Iron is what makes our red blood cells look red, and is also what helps them bring oxygen to different parts of our bodies. While it’s true that iron from meat is better absorbed by the body than plant-based iron, that doesn’t necessarily mean that you won’t get enough iron when you go vegan. A high-iron vegan diet includes beans, broccoli, dried fruits, nuts, pulses, raisins, wheat, wholemeal bread and flour, and tofu. You can also add iron-fortified cereals to your breakfast options. Another tip for better iron absorption? Eat more vitamin C-enriched plant-based foods (such as oranges, lemons, and tomatoes).
Omega-3 Fatty Acids
When we talk about omega-3 fatty acids and their beneficial effects on the heart and brain, we’re typically referring to the kind we get from fish oils. However, fish oils aren’t the only source of these healthy compounds.
It’s said that consuming the right amount of omega-3 fatty acids regularly can help lower one’s risk of cardiovascular diseases. As for sources of omega-3, you won’t go wrong with flaxseed (linseed) oil and meal. Rapeseed oil, walnuts, soya oil, and soya-based foods (like tofu) are great sources, too, as well as vegan products that are explicitly advertised as fortified with plant-based omega-3. As for supplements, make sure to consult your doctor first (and to check the label to verify that it’s not made from fish oils).
Now, some studies show that plant-sourced omega 3 fatty acids may not reduce cardiovascular disease risk on the same level fish oils can. However, don’t be disheartened (pun intended): By simply eating 5 portions of fruit and vegetables daily, avoiding sources of saturated fat, and cutting back on your salt intake, you can still take care of your heart without relying on animal-based omega-3 sources.
The right knowledge and a dash of creativity will take your vegan diet a long way (Photo By Ella Olson/Pexels)
As we all know, protein plays a vital role in building and maintaining our entire body, from the muscles and bones to the organs and skin. Additionally, the building blocks of protein—amino acids—help our bodies break down and process the food we eat. Meat eaters love to argue that a vegan diet won’t give you the protein you need, but that argument is misleading at best and factually dishonest at worst. As a matter of fact, you can get all the protein your body needs by adding grains, legumes, nuts, peanut butter, seeds, and soy-based products (like soymilk and tofu) to your diet. Additionally, by eating certain types of food together (such as beans and corn or beans and rice), you can ensure that you’re getting complete protein (meaning protein that fulfils all your body’s amino acid needs).
Vitamin B12 helps keep your circulatory and nervous systems healthy by maintaining consistent red blood cell production and preventing anemia.

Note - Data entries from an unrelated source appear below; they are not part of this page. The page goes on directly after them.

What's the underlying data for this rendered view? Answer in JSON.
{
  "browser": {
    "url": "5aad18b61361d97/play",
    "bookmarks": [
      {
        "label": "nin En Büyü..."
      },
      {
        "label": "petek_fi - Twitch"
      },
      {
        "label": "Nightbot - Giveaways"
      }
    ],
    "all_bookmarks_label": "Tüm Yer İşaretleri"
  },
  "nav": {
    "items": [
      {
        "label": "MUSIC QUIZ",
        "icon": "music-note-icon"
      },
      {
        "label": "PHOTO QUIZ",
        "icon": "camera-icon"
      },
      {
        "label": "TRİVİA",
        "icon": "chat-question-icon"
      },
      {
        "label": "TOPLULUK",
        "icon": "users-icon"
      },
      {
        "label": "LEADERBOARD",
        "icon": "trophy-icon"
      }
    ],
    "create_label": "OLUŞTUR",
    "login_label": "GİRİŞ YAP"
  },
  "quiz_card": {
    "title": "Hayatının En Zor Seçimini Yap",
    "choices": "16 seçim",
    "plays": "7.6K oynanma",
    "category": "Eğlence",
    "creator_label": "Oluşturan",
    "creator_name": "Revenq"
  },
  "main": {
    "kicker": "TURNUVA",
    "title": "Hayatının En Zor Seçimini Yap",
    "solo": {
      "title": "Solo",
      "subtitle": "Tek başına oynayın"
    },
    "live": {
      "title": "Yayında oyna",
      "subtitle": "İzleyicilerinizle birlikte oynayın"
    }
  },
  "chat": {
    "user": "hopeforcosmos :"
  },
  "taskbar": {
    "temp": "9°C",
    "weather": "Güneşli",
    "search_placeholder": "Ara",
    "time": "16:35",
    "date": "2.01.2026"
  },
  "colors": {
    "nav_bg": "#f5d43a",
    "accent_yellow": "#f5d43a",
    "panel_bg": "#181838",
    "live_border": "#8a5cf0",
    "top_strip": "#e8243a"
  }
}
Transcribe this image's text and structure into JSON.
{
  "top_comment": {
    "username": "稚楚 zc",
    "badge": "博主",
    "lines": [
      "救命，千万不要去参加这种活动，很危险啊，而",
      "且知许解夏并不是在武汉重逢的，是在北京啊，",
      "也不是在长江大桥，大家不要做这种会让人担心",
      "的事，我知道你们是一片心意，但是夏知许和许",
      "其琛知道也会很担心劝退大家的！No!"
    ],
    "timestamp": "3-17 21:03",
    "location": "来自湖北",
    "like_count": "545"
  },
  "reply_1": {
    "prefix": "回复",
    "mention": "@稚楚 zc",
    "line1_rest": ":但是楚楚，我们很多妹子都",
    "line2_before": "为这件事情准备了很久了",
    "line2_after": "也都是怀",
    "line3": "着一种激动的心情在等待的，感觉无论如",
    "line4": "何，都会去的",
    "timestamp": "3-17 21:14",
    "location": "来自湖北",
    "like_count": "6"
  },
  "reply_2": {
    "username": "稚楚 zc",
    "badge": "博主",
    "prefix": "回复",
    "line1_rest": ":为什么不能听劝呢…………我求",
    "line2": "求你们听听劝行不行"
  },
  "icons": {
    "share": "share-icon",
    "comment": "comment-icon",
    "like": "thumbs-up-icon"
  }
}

Some studies also show that it could help improve your mood and fight depression. Ensure that you’re getting enough of it even without the usual sources—dairy, meat, fish, and shellfish—by going for B12-fortified products. Some excellent vegan sources of vitamin B12 include fortified breakfast cereals, fortified unsweetened soya drinks, and fortified yeast extract. You may also want to consider taking a B12 supplement without any animal ingredients (though you’ll have to seek your doctor’s advice before you do this).
Like calcium, vitamin D plays a vital role in bone health. Aside from promoting bone growth, it is to calcium what vitamin C is to iron. Make sure your diet has fortified soymilk, rice milk, and cereals to get your vitamin D fix. Another (simpler) way to get enough of this vitamin? Spend 10 minutes walking under the early morning sun (with ample protection, of course) at least 3 or 4 times per week.
Going vegan? Plant-based milk will be one of your best friends (Photo by Polina Tankilevitch/Pexels)
Last but certainly not the least is zinc, which helps your body fight diseases and infections, speed up your reactions, improve your memory, and reduce your risk of age-related chronic diseases. Beans, cashew nuts, chia seeds, chickpeas, ground linseed, hemp seeds, lentils, pumpkin seeds, quinoa, tofu, walnuts, and wholemeal bread are all excellent sources of zinc.
With a balanced plant-based diet made up of high-quality foods, you’ll never have to worry about nutrient deficiencies as a vegan—and you’ll feel a lot better about yourself, too!